I've worked with a lot of big personalities who instantly come across as capable, important leaders. You feel it as soon as they walk in to the room. It's in the way they speak, carry themselves and even dress--and usually in the fact that everyone around them behaves as though they're important leaders if only because they've been told it's so. For those "big personalities," no special process is needed to reveal their potential. (In fact, a few might benefit from some process to reassess it!)
But the people who attended Camp Obama were not those kinds of personalities. It's not that they were disempowered--not one bit. It's just that they were not big-headed or self-absorbed. In fact, nearly every trainee's "story of self" described a life lived humbly and totally in the service of others.
Typically, one consequence of the hidden nature of this group potential is under-performance.
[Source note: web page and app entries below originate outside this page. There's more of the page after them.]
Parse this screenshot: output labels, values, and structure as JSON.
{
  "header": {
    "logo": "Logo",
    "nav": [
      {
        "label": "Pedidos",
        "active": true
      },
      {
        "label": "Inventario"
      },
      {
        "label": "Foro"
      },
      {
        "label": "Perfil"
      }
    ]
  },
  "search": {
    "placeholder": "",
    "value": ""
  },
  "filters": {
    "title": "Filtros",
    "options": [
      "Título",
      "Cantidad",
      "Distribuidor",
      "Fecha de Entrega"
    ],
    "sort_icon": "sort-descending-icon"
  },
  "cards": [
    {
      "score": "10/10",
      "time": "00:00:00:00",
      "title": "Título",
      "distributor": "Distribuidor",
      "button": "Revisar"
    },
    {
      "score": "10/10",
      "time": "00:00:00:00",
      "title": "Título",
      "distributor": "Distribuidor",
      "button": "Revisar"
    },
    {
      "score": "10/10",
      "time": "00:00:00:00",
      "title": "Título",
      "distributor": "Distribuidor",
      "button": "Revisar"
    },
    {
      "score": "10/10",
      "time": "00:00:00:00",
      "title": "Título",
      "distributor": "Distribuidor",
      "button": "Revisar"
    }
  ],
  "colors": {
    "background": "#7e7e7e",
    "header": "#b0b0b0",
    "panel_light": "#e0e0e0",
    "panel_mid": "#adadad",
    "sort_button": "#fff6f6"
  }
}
In the field in 2004, on the Kerry campaign, oceans of volunteers show up to canvass and phone bank at local campaign offices all over the country. When those hundreds of thousands of people walked into campaign offices in Ohio, Florida, Michigan and a dozen other swing states, they appeared to campaign staff--and to each other--as the Camp Obama group first appeared: as "ordinary volunteers." Because that's how organizers saw them, and how they saw each other, that is how they functioned.
The story telling exercises are the foundation of the model being used at Camp Obama. But they are not the end goal of the training. After a day of story telling, then came the nuts and bolts: training and exercises on how to function as an effective team, skills training for volunteer recruitment and voter contact and review and explanations of field plans for Georgia, South Carolina and the rest of the South.
The teams, which were organized by Congressional districts, were guided through a process of setting goals and making a plan to achieve them. While still at the training, thirteen different teams scheduled thirteen different volunteer recruitment meetings back in the districts--and picked up their cell phones to get 284 commitments to attend from friends and neighbors. Getting those immediate results fired everyone up and the closing ceremony, in which every participant received a certificate, was incredibly high-energy and emotional.
This handful of Camp Obama teams are supposed to be just the beginning of the Obama organization in their Congressional districts. The goal they are carrying back with them is to establish parallel teams of five to eight people to be responsible for cities and neighborhoods all the way down to the precinct level.
There's no question that Camp Obama is a beautiful thing. There's no question that the leaders who attend gain a tremendous amount. There's no question that communities benefit from the leadership development that takes place at Camp Obama.
But is there time for this meticulous organization-building to make any kind of difference in the vote in the "Super Duper Tuesday" February 5 nationwide primary? That all depends on the actual numbers of high-functioning teams that Camp Obama graduates are able to create in their districts, and the actual numbers of voters those teams are able to persuade and get to the polls.
Its easier to see this kind of model working in relatively small states such as New Hampshire, Iowa or even South Carolina--where the model is already far more progressed--than across the vast half of the country that votes on February 5.
If you'd like to join the Off the Bus citizen journalism project and research the progress of field organizing in Obama campaign or other campaigns, I could really use your help. Please sign up here and we'll put you right to work.